“I think when many voted for this, they thought there were going to be some cures coming out of this effort. And my bias is I have a 13-year-old daughter who has a spinal cord injury, partial break. I'd like to go home and tell my wife that this did something to advance the medical therapy that will ultimately provide her with the opportunity to walk again. What can you tell me that we've done that's going to get my daughter out of her wheelchair sooner (rather) than later after all this money has been spent?”
“You guys are not speaking to people in ways that they understand the value of what you are doing. And that bothers the heck out of me.”
“What can we say we've done to advance to a cure or to cures? It's fine that we've got all -- we've contributed to all. What can you say that we've actually done? We don't really have any -- I'm going to just say this because it's a bias and I know it's a bias. We don't have any tangible specific and measurable results that I can point to.”
“Tell me if I'm wrong and demonstrate it to me. I want to understand where the results are.”
“So I'm happy to tell you the results, but I guess the issue is the expectations. And when this was funded, it probably was an expectation that (if we) give them money and within a very, very, very short period of time, and frankly ten years is a relatively short period of time, and, as you may not know, the funding didn't start till 2006, but if you try -- we're trying to do things in a very accelerated way. The funding actually for the disease teams and strategic partnerships just started three years ago. Part of it is advancing....”
“The results are, do we have any cures? No, we don't have any cures, but the results are many. They're incremental, but they are all moving along a research continuum that any sort of drug therapy would follow.....”
“Here's my problem. As you said earlier, and I agree with it completely, I think it's a question of expectations. I know when I voted for this, and I did vote for it, I had some expectations. And my expectations were (that) we were going to see something in terms of cures at the end of the rainbow after we spend $3 billion, whatever it is that we're spending here.
“So when I asked for an ROI -- and I do understand what you are trying to tell us. I do get it, but it's not translatable. It doesn't translate to the expectations that many of us voters had.”
“The point is if we did spend all this money, what did we
get for it?”
“So if we do go back for a subsequent bond measure, I think we will be able to tell a story that will make California proud of being on the cutting edge and having facilitated the acceleration of the research, which, as Ellen said --”
“Not if you don't get beyond the marketing problem you got. I'm telling you, pal, I would have a hard time voting for it again."

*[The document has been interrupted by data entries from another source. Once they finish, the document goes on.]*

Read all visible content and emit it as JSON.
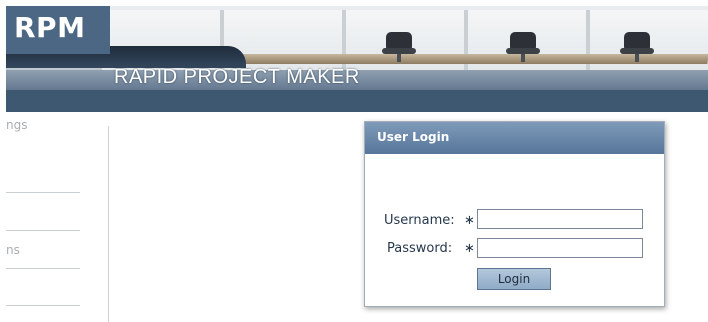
{
  "header": {
    "logo": "RPM",
    "tagline": "RAPID PROJECT MAKER"
  },
  "sidebar": {
    "fragments": [
      "ngs",
      "ns"
    ]
  },
  "login": {
    "title": "User Login",
    "username_label": "Username:",
    "password_label": "Password:",
    "required_marker": "∗",
    "username_value": "",
    "password_value": "",
    "button_label": "Login"
  }
}
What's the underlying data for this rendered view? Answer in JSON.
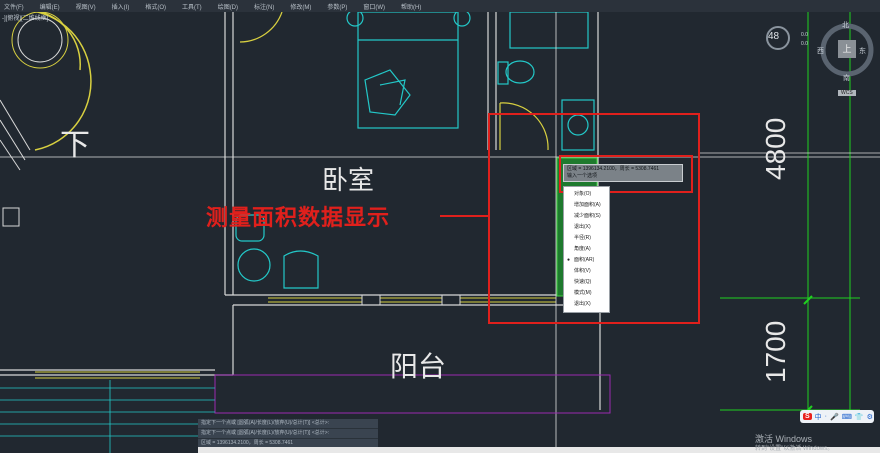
{
  "menubar": {
    "items": [
      "文件(F)",
      "编辑(E)",
      "视图(V)",
      "插入(I)",
      "格式(O)",
      "工具(T)",
      "绘图(D)",
      "标注(N)",
      "修改(M)",
      "参数(P)",
      "窗口(W)",
      "帮助(H)"
    ]
  },
  "viewport": {
    "label": "-][俯视][二维线框]"
  },
  "rooms": {
    "bedroom": "卧室",
    "balcony": "阳台",
    "stair_down": "下"
  },
  "dimensions": {
    "top": "4800",
    "bottom": "1700"
  },
  "annotation": {
    "text": "测量面积数据显示"
  },
  "tooltip": {
    "line1": "区域 = 1396134.2100，周长 = 5308.7461",
    "line2": "输入一个选项"
  },
  "context_menu": {
    "items": [
      "对象(O)",
      "增加面积(A)",
      "减少面积(S)",
      "退出(X)",
      "半径(R)",
      "角度(A)",
      "面积(AR)",
      "体积(V)",
      "快速(Q)",
      "模式(M)",
      "退出(X)"
    ],
    "selected_index": 6
  },
  "command": {
    "lines": [
      "指定下一个点或 [圆弧(A)/长度(L)/放弃(U)/总计(T)] <总计>:",
      "指定下一个点或 [圆弧(A)/长度(L)/放弃(U)/总计(T)] <总计>:",
      "区域 = 1396134.2100，周长 = 5308.7461"
    ]
  },
  "viewcube": {
    "north": "北",
    "south": "南",
    "east": "东",
    "west": "西",
    "top": "上",
    "wcs": "WCS"
  },
  "zoom": {
    "value": "48"
  },
  "coords": {
    "line1": "0.0",
    "line2": "0.0"
  },
  "ime": {
    "logo": "S",
    "mode": "中",
    "items": [
      "·",
      "🎤",
      "⌨",
      "👕",
      "⚙"
    ]
  },
  "watermark": {
    "line1": "激活 Windows",
    "line2": "转到\"设置\"以激活 Windows。"
  },
  "colors": {
    "background": "#212830",
    "wall": "#d8d8d8",
    "furniture": "#23c8c8",
    "door": "#d8d040",
    "annotation_red": "#e0201c",
    "dimension_green": "#20d020",
    "selection_fill": "#1e7a2e"
  }
}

Our take: The California stem cell agency is virtually unknown to most of the people of California, which is not an unusual situation for most state agencies. Since Thomas was elected chairman in 2011, however, it has vastly improved its communications efforts. Nonetheless, it has not fulfilled the campaign promises of cures and won't be able to do so in the next two years. It does have a story to tell, albeit one that does not fit with the mythology of magical stem cells. Telling that story is hindered by mind-numbing Power Point presentations, which are little more than outlines that would be better replaced by nuanced, written documents. The challenge for the agency is to present not only the dry numbers but package the key figures with information that will connect viscerally and persuade people of the virtues of CIRM. Packaging and sizzle are the watchwords, depending on the audience. Each group has different concerns that need to be researched in advance and then addressed in tailored presentations. Whether CIRM's efforts so far have been worth $6 billion remains to be determined, but it is clear that it has not yet made its best case.